May 30, 2018
Officials are looking to shut down a club that served as a favorite playground of Snooki, JWoww, Pauly D and The Situation.
Seaside Heights announced last week that they are seeking an injunction in New Jersey Superior Court to halt business at Club Karma. This week, it was reported that the borough may try and revoke the club's liquor license.
The club was made famous on the MTV reality television show "Jersey Shore," which showcased a group of friends partying in Seaside Heights during the summer. The show was recently revived, filming in nearby Asbury Park and Point Pleasant Beach last summer and premiering this past April. Seaside Heights rejected a permit to film the show there again for the reboot.
In the injunction filed May 23, the borough argues that Karma is operating as a nightclub, which is prohibited by borough code. The only bars and taverns permitted on the Boulevard are establishments that also have restaurant facilities and serve meals.
Savor, the restaurant that previously operated on the first floor of the club, announced in April it wouldn't be returning in 2018.
Despite not having a restaurant, Karma still advertised a dance party for Memorial Day weekend, the borough said. The borough's injunction attempted to stop the club from opening for the holiday weekend, but that attempt failed, as Karma's massive dance party went on.
That party, according to borough officials, led to four arrests for underage drinking and six overdose calls, the Asbury Park Press reported. Borough Administrator Christopher Vaz told the newspaper he will now recommend that the club's liquor license not be renewed.
But the club's owner, John Saddy, blamed police. He said he keeps patrons under 21 separated from those of legal drinking age, and that when police came to the club to frisk patrons, they opened a door that allowed minors to sneak into the over-21 section.
Karma does have a restaurant downstairs now – Chillz — according to Saddy, who told the newspaper that the borough has a vendetta:
"I am running the club the same way it’s been run for the last 15 years," Saddy said. "There is nothing different. Only in their minds it's different. The town is just coming after us. They called in all these cops for a bunch of kids dancing."
As NJ.com noted, the battle over Karma is a microcosm of a larger effort by borough officials to change the town's image, which after "Jersey Shore" became one of drinking and partying:

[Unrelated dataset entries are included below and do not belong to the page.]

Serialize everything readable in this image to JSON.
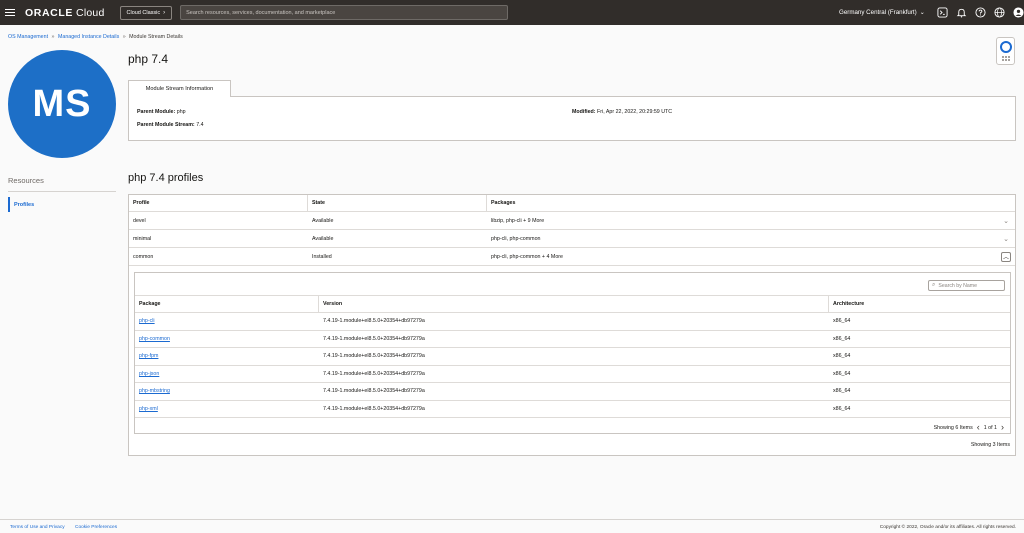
{
  "topbar": {
    "logo_brand": "ORACLE",
    "logo_product": " Cloud",
    "classic_button": "Cloud Classic",
    "search_placeholder": "Search resources, services, documentation, and marketplace",
    "region": "Germany Central (Frankfurt)",
    "icons": [
      "cloud-shell-icon",
      "bell-icon",
      "help-icon",
      "globe-icon",
      "user-icon"
    ]
  },
  "breadcrumb": {
    "items": [
      "OS Management",
      "Managed Instance Details"
    ],
    "current": "Module Stream Details",
    "separator": "»"
  },
  "avatar": {
    "initials": "MS",
    "color": "#1d6fc7"
  },
  "resources": {
    "title": "Resources",
    "items": [
      "Profiles"
    ]
  },
  "page": {
    "title": "php 7.4"
  },
  "info": {
    "tab_label": "Module Stream Information",
    "parent_module_label": "Parent Module:",
    "parent_module_value": "php",
    "parent_stream_label": "Parent Module Stream:",
    "parent_stream_value": "7.4",
    "modified_label": "Modified:",
    "modified_value": "Fri, Apr 22, 2022, 20:29:59 UTC"
  },
  "profiles": {
    "title": "php 7.4 profiles",
    "columns": [
      "Profile",
      "State",
      "Packages"
    ],
    "rows": [
      {
        "profile": "devel",
        "state": "Available",
        "packages": "libzip, php-cli + 9 More"
      },
      {
        "profile": "minimal",
        "state": "Available",
        "packages": "php-cli, php-common"
      },
      {
        "profile": "common",
        "state": "Installed",
        "packages": "php-cli, php-common + 4 More"
      }
    ],
    "showing": "Showing 3 Items"
  },
  "packages": {
    "search_placeholder": "Search by Name",
    "columns": [
      "Package",
      "Version",
      "Architecture"
    ],
    "rows": [
      {
        "package": "php-cli",
        "version": "7.4.19-1.module+el8.5.0+20354+db97279a",
        "arch": "x86_64"
      },
      {
        "package": "php-common",
        "version": "7.4.19-1.module+el8.5.0+20354+db97279a",
        "arch": "x86_64"
      },
      {
        "package": "php-fpm",
        "version": "7.4.19-1.module+el8.5.0+20354+db97279a",
        "arch": "x86_64"
      },
      {
        "package": "php-json",
        "version": "7.4.19-1.module+el8.5.0+20354+db97279a",
        "arch": "x86_64"
      },
      {
        "package": "php-mbstring",
        "version": "7.4.19-1.module+el8.5.0+20354+db97279a",
        "arch": "x86_64"
      },
      {
        "package": "php-xml",
        "version": "7.4.19-1.module+el8.5.0+20354+db97279a",
        "arch": "x86_64"
      }
    ],
    "showing": "Showing 6 Items",
    "page_indicator": "1 of 1"
  },
  "footer": {
    "terms": "Terms of Use and Privacy",
    "cookies": "Cookie Preferences",
    "copyright": "Copyright © 2022, Oracle and/or its affiliates. All rights reserved."
  }
}
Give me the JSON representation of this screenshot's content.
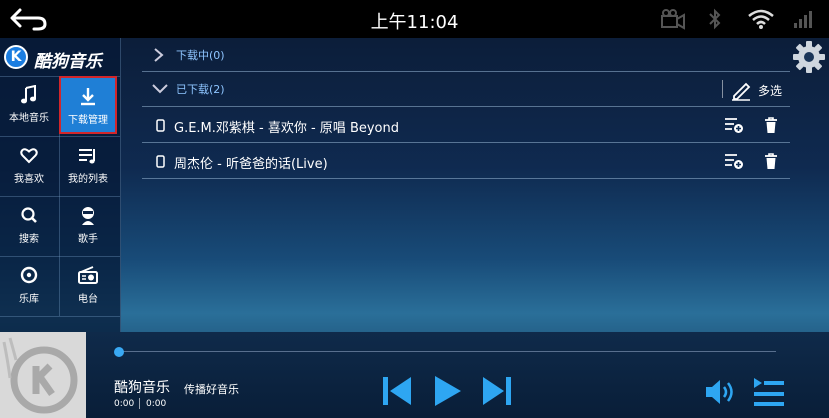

"We don't want that kind of business," said Mayor Anthony Vaz, who has led a campaign to clean up the borough's reality TV image. "But it's not just that. We're looking at laws and enforcement of laws, which are not just ours, but on the state's books."
Anthony Vaz, the father of Christopher Vaz, said last year that he understands the rebranding of Seaside Heights might take a while. But the future of Karma seems to be a big part of that push.